* [ASSIGNMENT] State how many lines of the entries hold the string "date", and output nothing but that count.

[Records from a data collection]

Segment Open

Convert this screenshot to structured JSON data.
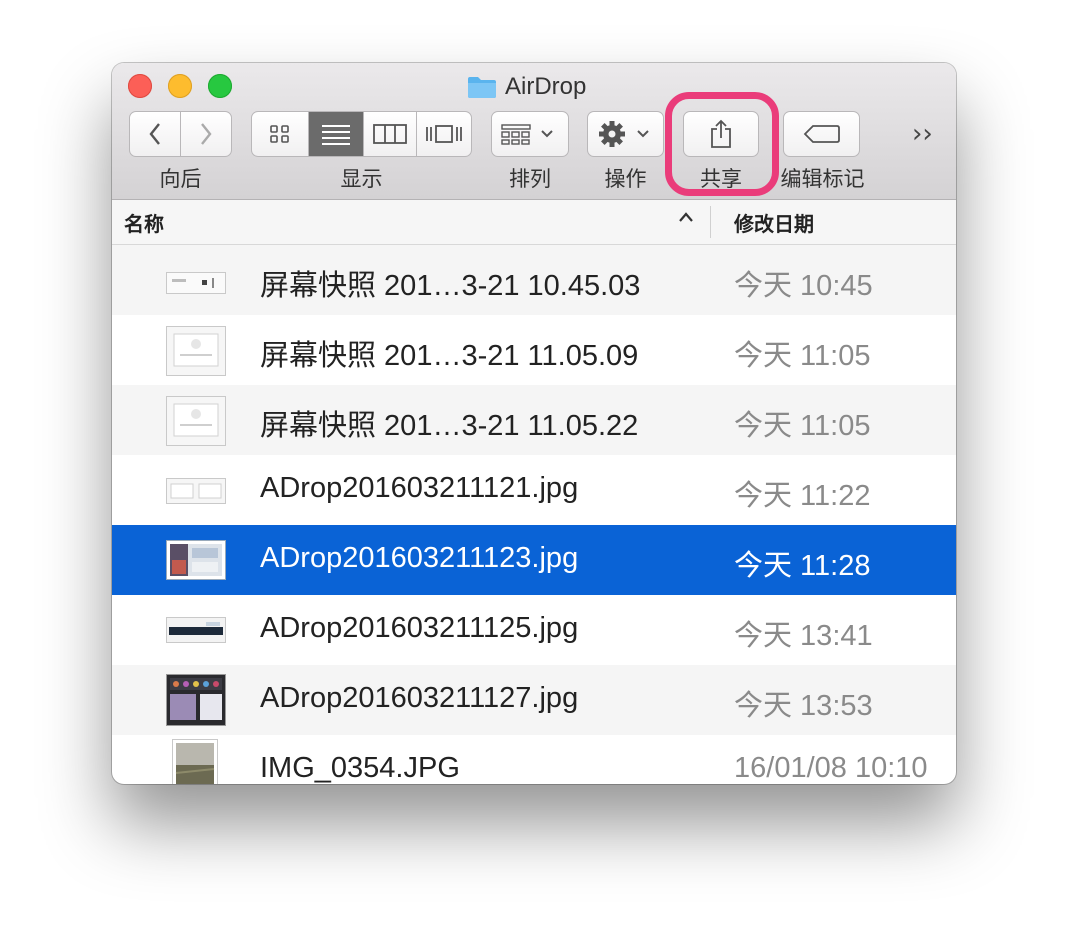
{
  "window": {
    "title": "AirDrop",
    "title_icon": "folder-icon"
  },
  "toolbar": {
    "back_label": "向后",
    "view_label": "显示",
    "arrange_label": "排列",
    "action_label": "操作",
    "share_label": "共享",
    "tags_label": "编辑标记",
    "overflow": "››"
  },
  "columns": {
    "name": "名称",
    "date": "修改日期"
  },
  "files": [
    {
      "name": "屏幕快照 201…3-21 10.45.03",
      "date": "今天 10:45"
    },
    {
      "name": "屏幕快照 201…3-21 11.05.09",
      "date": "今天 11:05"
    },
    {
      "name": "屏幕快照 201…3-21 11.05.22",
      "date": "今天 11:05"
    },
    {
      "name": "ADrop201603211121.jpg",
      "date": "今天 11:22"
    },
    {
      "name": "ADrop201603211123.jpg",
      "date": "今天 11:28"
    },
    {
      "name": "ADrop201603211125.jpg",
      "date": "今天 13:41"
    },
    {
      "name": "ADrop201603211127.jpg",
      "date": "今天 13:53"
    },
    {
      "name": "IMG_0354.JPG",
      "date": "16/01/08 10:10"
    }
  ],
  "selected_file_index": 4,
  "colors": {
    "selection": "#0a63d6",
    "highlight_ring": "#ea3c7a"
  }
}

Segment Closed

* [SOLUTION FOR THIS PROBLEM] 9